Monday, January 7, 2002
State Bar Seeking Comment on Possible MCLE Changes, Two Other Proposals
By a MetNews Staff Writer
The State Bar of California is calling for comment on a proposal to eliminate the topic of emotional distress as a required subject area for lawyers’ Minimum Continuing Legal Education.
Current MCLE rules, which require 25 hours of continuing legal education every 36 months for most attorneys, mandate at least one hour in the area of prevention, detection and treatment of substance abuse and emotional distress. The proposal, if adopted, would keep intact the substance abuse portion of the rule but delete the emotional distress component.
The State Bar is not backing away from substance abuse education, and in fact has recently implemented an intervention program for lawyers suffering addictions or other substance problems.
But classes in emotional distress prevention and management would not longer count toward either the special substance abuse requirement or the general hourly total.

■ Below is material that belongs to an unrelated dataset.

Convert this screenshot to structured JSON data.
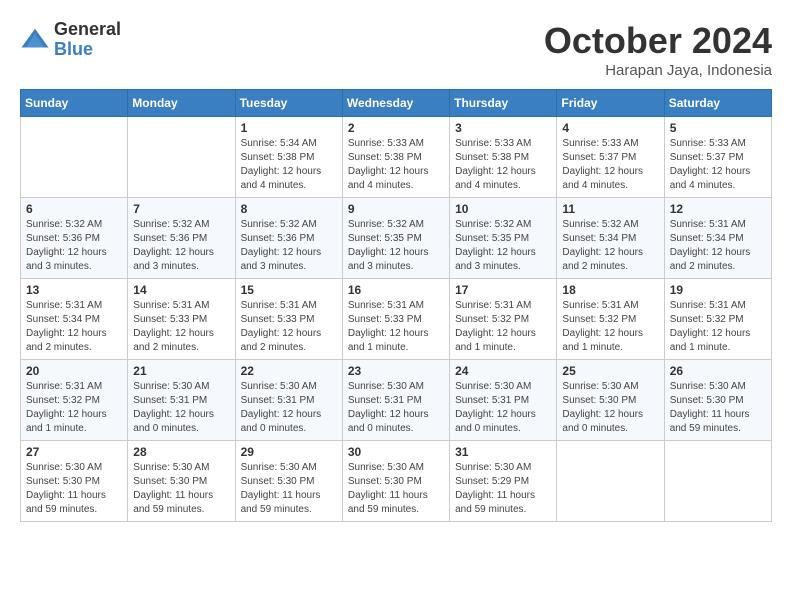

A State Bar MCLE Evaluation Commission recommended elimination of the emotional distress requirement in a report issued in July 2001.
Any lawyer or member of the public wishing to offer comment on the proposed change should contact Dina DiLoreto in the State Bar’s Office of Certification. Comments may be mailed to DiLoreto at 180 Howard St., San Francisco, CA 94105-1639, faxed to (415) 538-2180, or e-mailed to firstname.lastname@example.org.
Deadline for comments is 5 p.m., Thursday March 7, 2002.
Corporate Representation Proposal
The State Bar also is seeking comment on a proposed formal opinion from the Standing Committee on Professional Responsibility and Conduct on the duties of a lawyer who represents both a corporation as outside counsel and an officer of that corporation individually.
The proposed opinion is based on a hypothetical situation in which such a lawyer receives information concerning conduct by the officer that exposes the corporation to potential liability.
The proposed opinion states, in essence, that if the information came from the officer, or in the course of representing the officer, the lawyer must protect it as a client secret. If the information comes to the lawyer in some other manner, the lawyer’s duty of undivided loyalty to the officer prevents the lawyer from advising the corporation concerning the officer’s alleged behavior, since such advice would be adverse to the officer.
The lawyer must withdraw from representation of the corporation if the duty of competent representation requires advising the corporation but the duty to the officer prevents such disclosure.
The lawyer would not be required to withdraw from representation of the officer.
The proposed opinion is numbered Interim No. 95-0005 and interprets Business and Professions Code Sec. 6068(e) and Rules 3-110, 3-310, 3-500 and 3-700 of the Rules of Professional Conduct.
It was tentatively approved, subject to comments, by the professional responsibility panel on Aug. 10, 2001.
Comments are due by 5 p.m. on Wednesday, Feb. 13, 2002. They should be directed to Audrey Collins at the State Bar Office of Professional Competence, Planning and Development, 180 Howard St., San Francisco, CA 94105-1639.
ABA Delegate Proposal
The State Bar is in the final stage of collection comments on a proposal to diversify its representation in the American Bar Association House of Delegates.
The State Bar’s delegation currently is made up of 11 members, one of which must be 35 or younger at the start of the two-year term.
The proposal would keep that young lawyer requirement but also mandate up to two delegates to include the most immediate past member of the ABA Board of Governors and any immediate past officer of the ABA from California; two members without substantial ABA volunteer experience but with leadership and other valuable experience; and six members with “substantial bar experience” and whose appointments are “typical of other State Bar appointments.”
Comments, due Jan. 22, should be directed to Karen Hagelund, Appointments Office, Atate Bar of California, 180 Howard St., San Francisco, CA 94105-1639. Faxes may be sent to (415) 538-2255.
Copyright 2002, Metropolitan News Company